I’ve always thought the prompts on booking sites that tell you there are only 2 rooms left were annoying, but hadn’t considered them an accessibility issue until now. Good read, and there’s a second part coming too.
The web is awash with all manner of so-called dark patterns, designed to convert visitors and part them from their money. While such intrusions can be a source of irritation or even stress for many people, they may be complete showstoppers for people with anxiety or panic disorders.
— Read on developer.paciellogroup.com/blog/2018/08/a-web-of-anxiety-accessibility-for-people-with-anxiety-and-panic-disorders-part-1/
I was walking around town with my 1-year-old daughter, who was in a push-chair.

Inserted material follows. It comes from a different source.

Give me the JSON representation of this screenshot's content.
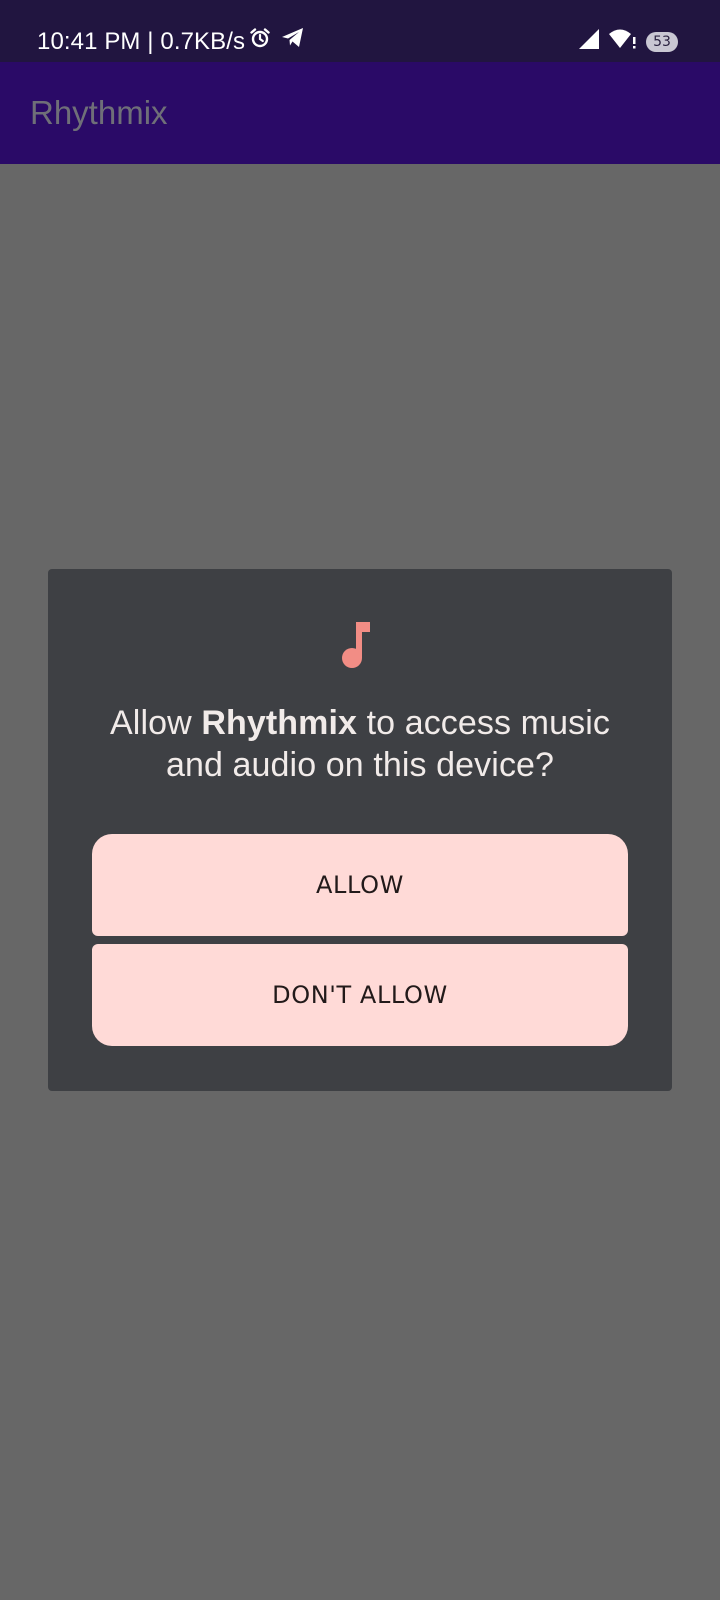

We were at the basement level of a new shopping center, following the signposts to get to the exit nearest to a bus stop. At one point, there was a flight of stairs, with a small lift next to them, so of course I assumed that lift would take us to ground level.
Continue reading “Not Our (Accessibility) Problem”
CSS Grid is the future. However just like with many other layout techniques, it’s very easy to go crazy with it and cause an accessibility nightmare. There’s an excellent article on MDN on potential pitfalls:
If at any time in the design process you find yourself using grid to relocate the position of an element, consider whether you should return to your document and make a change to the logical order too.
Full article: https://developer.mozilla.org/en-US/docs/Web/CSS/CSS_Grid_Layout/CSS_Grid_Layout_and_Accessibility